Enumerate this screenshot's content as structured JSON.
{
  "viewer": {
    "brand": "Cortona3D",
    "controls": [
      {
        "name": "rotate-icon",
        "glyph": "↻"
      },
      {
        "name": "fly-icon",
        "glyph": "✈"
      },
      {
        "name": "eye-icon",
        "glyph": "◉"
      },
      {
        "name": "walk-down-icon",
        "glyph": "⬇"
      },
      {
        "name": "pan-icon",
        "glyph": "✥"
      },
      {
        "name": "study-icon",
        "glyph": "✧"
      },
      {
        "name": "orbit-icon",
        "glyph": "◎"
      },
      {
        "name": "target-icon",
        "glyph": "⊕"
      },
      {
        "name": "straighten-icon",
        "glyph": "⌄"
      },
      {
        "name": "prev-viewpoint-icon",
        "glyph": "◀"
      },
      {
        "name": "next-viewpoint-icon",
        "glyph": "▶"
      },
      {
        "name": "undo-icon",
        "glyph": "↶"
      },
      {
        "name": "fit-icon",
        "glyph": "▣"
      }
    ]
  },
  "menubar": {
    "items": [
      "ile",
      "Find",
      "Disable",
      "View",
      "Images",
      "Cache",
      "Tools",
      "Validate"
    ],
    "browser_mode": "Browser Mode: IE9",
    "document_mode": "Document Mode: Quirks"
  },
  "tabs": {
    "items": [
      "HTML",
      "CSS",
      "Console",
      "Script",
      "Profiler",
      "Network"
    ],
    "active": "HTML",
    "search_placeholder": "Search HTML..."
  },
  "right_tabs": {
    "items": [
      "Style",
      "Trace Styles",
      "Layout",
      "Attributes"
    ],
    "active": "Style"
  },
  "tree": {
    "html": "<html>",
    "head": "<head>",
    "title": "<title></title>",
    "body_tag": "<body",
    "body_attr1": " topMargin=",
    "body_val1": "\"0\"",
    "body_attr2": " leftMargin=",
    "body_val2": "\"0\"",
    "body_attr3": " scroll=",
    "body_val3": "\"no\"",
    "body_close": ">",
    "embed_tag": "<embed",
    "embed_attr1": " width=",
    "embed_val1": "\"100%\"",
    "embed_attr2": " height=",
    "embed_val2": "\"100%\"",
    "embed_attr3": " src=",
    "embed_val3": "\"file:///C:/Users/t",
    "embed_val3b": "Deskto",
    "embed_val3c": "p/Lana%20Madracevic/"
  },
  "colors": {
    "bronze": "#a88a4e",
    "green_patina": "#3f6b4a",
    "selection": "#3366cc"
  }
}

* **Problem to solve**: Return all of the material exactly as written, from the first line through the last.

* **Solved exercise**:
Enumerate this screenshot's content as structured JSON.
{
  "viewer": {
    "brand": "Cortona3D",
    "controls": [
      {
        "name": "rotate-icon",
        "glyph": "↻"
      },
      {
        "name": "fly-icon",
        "glyph": "✈"
      },
      {
        "name": "eye-icon",
        "glyph": "◉"
      },
      {
        "name": "walk-down-icon",
        "glyph": "⬇"
      },
      {
        "name": "pan-icon",
        "glyph": "✥"
      },
      {
        "name": "study-icon",
        "glyph": "✧"
      },
      {
        "name": "orbit-icon",
        "glyph": "◎"
      },
      {
        "name": "target-icon",
        "glyph": "⊕"
      },
      {
        "name": "straighten-icon",
        "glyph": "⌄"
      },
      {
        "name": "prev-viewpoint-icon",
        "glyph": "◀"
      },
      {
        "name": "next-viewpoint-icon",
        "glyph": "▶"
      },
      {
        "name": "undo-icon",
        "glyph": "↶"
      },
      {
        "name": "fit-icon",
        "glyph": "▣"
      }
    ]
  },
  "menubar": {
    "items": [
      "ile",
      "Find",
      "Disable",
      "View",
      "Images",
      "Cache",
      "Tools",
      "Validate"
    ],
    "browser_mode": "Browser Mode: IE9",
    "document_mode": "Document Mode: Quirks"
  },
  "tabs": {
    "items": [
      "HTML",
      "CSS",
      "Console",
      "Script",
      "Profiler",
      "Network"
    ],
    "active": "HTML",
    "search_placeholder": "Search HTML..."
  },
  "right_tabs": {
    "items": [
      "Style",
      "Trace Styles",
      "Layout",
      "Attributes"
    ],
    "active": "Style"
  },
  "tree": {
    "html": "<html>",
    "head": "<head>",
    "title": "<title></title>",
    "body_tag": "<body",
    "body_attr1": " topMargin=",
    "body_val1": "\"0\"",
    "body_attr2": " leftMargin=",
    "body_val2": "\"0\"",
    "body_attr3": " scroll=",
    "body_val3": "\"no\"",
    "body_close": ">",
    "embed_tag": "<embed",
    "embed_attr1": " width=",
    "embed_val1": "\"100%\"",
    "embed_attr2": " height=",
    "embed_val2": "\"100%\"",
    "embed_attr3": " src=",
    "embed_val3": "\"file:///C:/Users/t",
    "embed_val3b": "Deskto",
    "embed_val3c": "p/Lana%20Madracevic/"
  },
  "colors": {
    "bronze": "#a88a4e",
    "green_patina": "#3f6b4a",
    "selection": "#3366cc"
  }
}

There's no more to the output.